Every line of the material must be copied exactly.

— Records for this exercise —
|---|

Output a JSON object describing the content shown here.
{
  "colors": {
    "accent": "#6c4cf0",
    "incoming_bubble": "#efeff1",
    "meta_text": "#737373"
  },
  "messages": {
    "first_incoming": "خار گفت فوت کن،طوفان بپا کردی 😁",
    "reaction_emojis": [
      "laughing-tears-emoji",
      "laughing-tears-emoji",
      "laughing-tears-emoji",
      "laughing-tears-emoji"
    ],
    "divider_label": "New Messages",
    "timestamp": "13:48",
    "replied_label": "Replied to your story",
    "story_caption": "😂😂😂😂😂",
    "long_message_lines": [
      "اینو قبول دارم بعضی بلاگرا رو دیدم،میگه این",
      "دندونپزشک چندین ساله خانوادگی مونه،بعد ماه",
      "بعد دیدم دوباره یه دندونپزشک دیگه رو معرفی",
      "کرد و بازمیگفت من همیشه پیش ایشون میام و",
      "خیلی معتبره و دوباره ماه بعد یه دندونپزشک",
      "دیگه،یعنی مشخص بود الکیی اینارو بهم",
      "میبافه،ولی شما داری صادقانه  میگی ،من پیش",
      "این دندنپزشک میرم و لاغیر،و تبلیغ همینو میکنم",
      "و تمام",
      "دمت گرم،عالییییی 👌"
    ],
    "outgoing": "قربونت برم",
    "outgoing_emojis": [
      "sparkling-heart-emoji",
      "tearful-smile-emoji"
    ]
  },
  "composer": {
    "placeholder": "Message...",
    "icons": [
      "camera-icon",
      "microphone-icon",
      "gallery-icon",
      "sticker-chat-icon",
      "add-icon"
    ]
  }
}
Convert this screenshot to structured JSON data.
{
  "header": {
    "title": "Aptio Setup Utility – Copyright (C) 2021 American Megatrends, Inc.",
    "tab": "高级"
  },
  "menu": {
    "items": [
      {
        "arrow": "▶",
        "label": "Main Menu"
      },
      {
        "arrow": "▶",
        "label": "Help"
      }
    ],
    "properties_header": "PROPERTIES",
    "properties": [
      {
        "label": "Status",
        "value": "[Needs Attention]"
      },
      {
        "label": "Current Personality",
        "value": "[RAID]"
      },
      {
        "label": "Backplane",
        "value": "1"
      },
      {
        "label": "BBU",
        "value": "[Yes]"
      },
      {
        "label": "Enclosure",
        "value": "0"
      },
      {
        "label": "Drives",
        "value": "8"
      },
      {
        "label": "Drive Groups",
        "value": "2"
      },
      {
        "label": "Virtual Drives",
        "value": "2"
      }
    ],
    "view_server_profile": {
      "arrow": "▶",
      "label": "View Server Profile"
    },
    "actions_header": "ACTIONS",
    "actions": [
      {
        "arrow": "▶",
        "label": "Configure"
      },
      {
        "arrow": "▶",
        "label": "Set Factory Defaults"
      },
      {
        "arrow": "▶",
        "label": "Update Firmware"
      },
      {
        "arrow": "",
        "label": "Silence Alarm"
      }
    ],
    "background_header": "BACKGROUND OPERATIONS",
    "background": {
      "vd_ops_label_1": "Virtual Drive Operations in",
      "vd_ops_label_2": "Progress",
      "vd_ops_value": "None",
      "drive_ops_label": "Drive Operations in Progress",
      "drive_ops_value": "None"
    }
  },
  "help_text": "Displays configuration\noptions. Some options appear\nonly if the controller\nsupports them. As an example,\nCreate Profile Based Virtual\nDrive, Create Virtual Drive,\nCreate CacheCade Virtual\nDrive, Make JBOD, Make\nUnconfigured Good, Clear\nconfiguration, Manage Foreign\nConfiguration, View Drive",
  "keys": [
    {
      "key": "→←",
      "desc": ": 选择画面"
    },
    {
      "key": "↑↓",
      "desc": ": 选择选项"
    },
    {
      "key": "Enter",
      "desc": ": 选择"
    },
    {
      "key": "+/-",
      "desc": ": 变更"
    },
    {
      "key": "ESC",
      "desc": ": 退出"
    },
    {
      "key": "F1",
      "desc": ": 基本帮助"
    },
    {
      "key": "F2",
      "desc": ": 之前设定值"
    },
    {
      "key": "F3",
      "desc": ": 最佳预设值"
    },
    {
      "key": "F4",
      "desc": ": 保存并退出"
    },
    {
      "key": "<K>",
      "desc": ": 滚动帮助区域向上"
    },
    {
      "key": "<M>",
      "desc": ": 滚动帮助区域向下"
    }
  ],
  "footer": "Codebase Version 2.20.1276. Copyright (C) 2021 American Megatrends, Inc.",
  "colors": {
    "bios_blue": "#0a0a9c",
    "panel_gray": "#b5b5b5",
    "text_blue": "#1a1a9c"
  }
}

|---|

— Output below —
Output a JSON object describing the content shown here.
{
  "colors": {
    "accent": "#6c4cf0",
    "incoming_bubble": "#efeff1",
    "meta_text": "#737373"
  },
  "messages": {
    "first_incoming": "خار گفت فوت کن،طوفان بپا کردی 😁",
    "reaction_emojis": [
      "laughing-tears-emoji",
      "laughing-tears-emoji",
      "laughing-tears-emoji",
      "laughing-tears-emoji"
    ],
    "divider_label": "New Messages",
    "timestamp": "13:48",
    "replied_label": "Replied to your story",
    "story_caption": "😂😂😂😂😂",
    "long_message_lines": [
      "اینو قبول دارم بعضی بلاگرا رو دیدم،میگه این",
      "دندونپزشک چندین ساله خانوادگی مونه،بعد ماه",
      "بعد دیدم دوباره یه دندونپزشک دیگه رو معرفی",
      "کرد و بازمیگفت من همیشه پیش ایشون میام و",
      "خیلی معتبره و دوباره ماه بعد یه دندونپزشک",
      "دیگه،یعنی مشخص بود الکیی اینارو بهم",
      "میبافه،ولی شما داری صادقانه  میگی ،من پیش",
      "این دندنپزشک میرم و لاغیر،و تبلیغ همینو میکنم",
      "و تمام",
      "دمت گرم،عالییییی 👌"
    ],
    "outgoing": "قربونت برم",
    "outgoing_emojis": [
      "sparkling-heart-emoji",
      "tearful-smile-emoji"
    ]
  },
  "composer": {
    "placeholder": "Message...",
    "icons": [
      "camera-icon",
      "microphone-icon",
      "gallery-icon",
      "sticker-chat-icon",
      "add-icon"
    ]
  }
}
Convert this screenshot to structured JSON data.
{
  "header": {
    "title": "Aptio Setup Utility – Copyright (C) 2021 American Megatrends, Inc.",
    "tab": "高级"
  },
  "menu": {
    "items": [
      {
        "arrow": "▶",
        "label": "Main Menu"
      },
      {
        "arrow": "▶",
        "label": "Help"
      }
    ],
    "properties_header": "PROPERTIES",
    "properties": [
      {
        "label": "Status",
        "value": "[Needs Attention]"
      },
      {
        "label": "Current Personality",
        "value": "[RAID]"
      },
      {
        "label": "Backplane",
        "value": "1"
      },
      {
        "label": "BBU",
        "value": "[Yes]"
      },
      {
        "label": "Enclosure",
        "value": "0"
      },
      {
        "label": "Drives",
        "value": "8"
      },
      {
        "label": "Drive Groups",
        "value": "2"
      },
      {
        "label": "Virtual Drives",
        "value": "2"
      }
    ],
    "view_server_profile": {
      "arrow": "▶",
      "label": "View Server Profile"
    },
    "actions_header": "ACTIONS",
    "actions": [
      {
        "arrow": "▶",
        "label": "Configure"
      },
      {
        "arrow": "▶",
        "label": "Set Factory Defaults"
      },
      {
        "arrow": "▶",
        "label": "Update Firmware"
      },
      {
        "arrow": "",
        "label": "Silence Alarm"
      }
    ],
    "background_header": "BACKGROUND OPERATIONS",
    "background": {
      "vd_ops_label_1": "Virtual Drive Operations in",
      "vd_ops_label_2": "Progress",
      "vd_ops_value": "None",
      "drive_ops_label": "Drive Operations in Progress",
      "drive_ops_value": "None"
    }
  },
  "help_text": "Displays configuration\noptions. Some options appear\nonly if the controller\nsupports them. As an example,\nCreate Profile Based Virtual\nDrive, Create Virtual Drive,\nCreate CacheCade Virtual\nDrive, Make JBOD, Make\nUnconfigured Good, Clear\nconfiguration, Manage Foreign\nConfiguration, View Drive",
  "keys": [
    {
      "key": "→←",
      "desc": ": 选择画面"
    },
    {
      "key": "↑↓",
      "desc": ": 选择选项"
    },
    {
      "key": "Enter",
      "desc": ": 选择"
    },
    {
      "key": "+/-",
      "desc": ": 变更"
    },
    {
      "key": "ESC",
      "desc": ": 退出"
    },
    {
      "key": "F1",
      "desc": ": 基本帮助"
    },
    {
      "key": "F2",
      "desc": ": 之前设定值"
    },
    {
      "key": "F3",
      "desc": ": 最佳预设值"
    },
    {
      "key": "F4",
      "desc": ": 保存并退出"
    },
    {
      "key": "<K>",
      "desc": ": 滚动帮助区域向上"
    },
    {
      "key": "<M>",
      "desc": ": 滚动帮助区域向下"
    }
  ],
  "footer": "Codebase Version 2.20.1276. Copyright (C) 2021 American Megatrends, Inc.",
  "colors": {
    "bios_blue": "#0a0a9c",
    "panel_gray": "#b5b5b5",
    "text_blue": "#1a1a9c"
  }
}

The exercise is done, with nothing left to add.